- _Exercise data_
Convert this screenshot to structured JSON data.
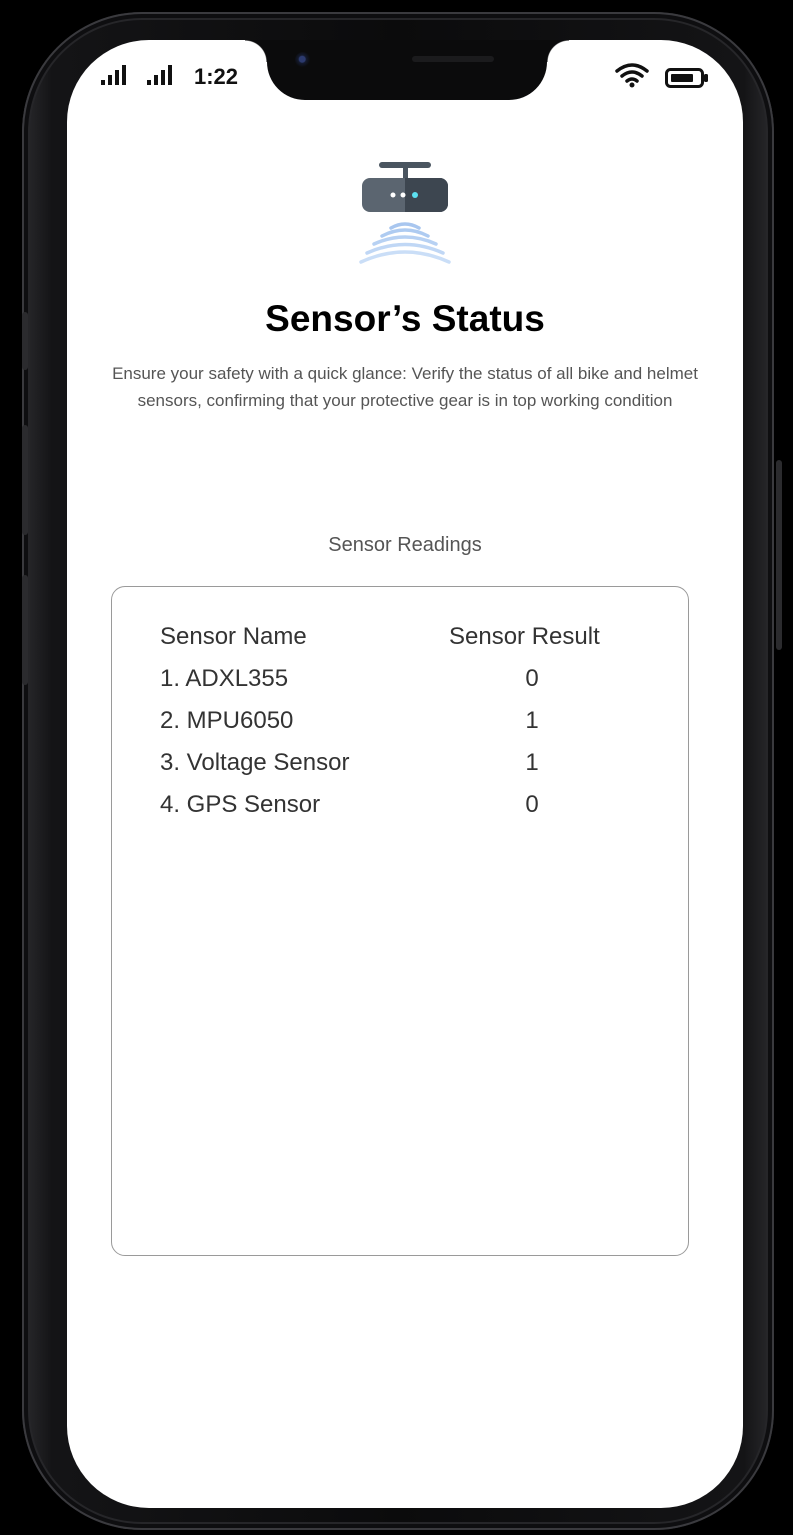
{
  "status_bar": {
    "time": "1:22",
    "signal_icons": [
      "signal-bars-icon",
      "signal-bars-icon"
    ],
    "right_icons": [
      "wifi-icon",
      "battery-icon"
    ]
  },
  "header": {
    "icon": "router-sensor-icon",
    "title": "Sensor’s Status",
    "description": "Ensure your safety with a quick glance: Verify the status of all bike and helmet sensors, confirming that your protective gear is in top working condition"
  },
  "readings": {
    "section_label": "Sensor Readings",
    "columns": [
      "Sensor Name",
      "Sensor Result"
    ],
    "rows": [
      {
        "name": "1. ADXL355",
        "result": "0"
      },
      {
        "name": "2. MPU6050",
        "result": "1"
      },
      {
        "name": "3. Voltage Sensor",
        "result": "1"
      },
      {
        "name": "4. GPS Sensor",
        "result": "0"
      }
    ]
  }
}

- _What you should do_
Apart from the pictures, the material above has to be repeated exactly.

- _Written answer_
Convert this screenshot to structured JSON data.
{
  "status_bar": {
    "time": "1:22",
    "signal_icons": [
      "signal-bars-icon",
      "signal-bars-icon"
    ],
    "right_icons": [
      "wifi-icon",
      "battery-icon"
    ]
  },
  "header": {
    "icon": "router-sensor-icon",
    "title": "Sensor’s Status",
    "description": "Ensure your safety with a quick glance: Verify the status of all bike and helmet sensors, confirming that your protective gear is in top working condition"
  },
  "readings": {
    "section_label": "Sensor Readings",
    "columns": [
      "Sensor Name",
      "Sensor Result"
    ],
    "rows": [
      {
        "name": "1. ADXL355",
        "result": "0"
      },
      {
        "name": "2. MPU6050",
        "result": "1"
      },
      {
        "name": "3. Voltage Sensor",
        "result": "1"
      },
      {
        "name": "4. GPS Sensor",
        "result": "0"
      }
    ]
  }
}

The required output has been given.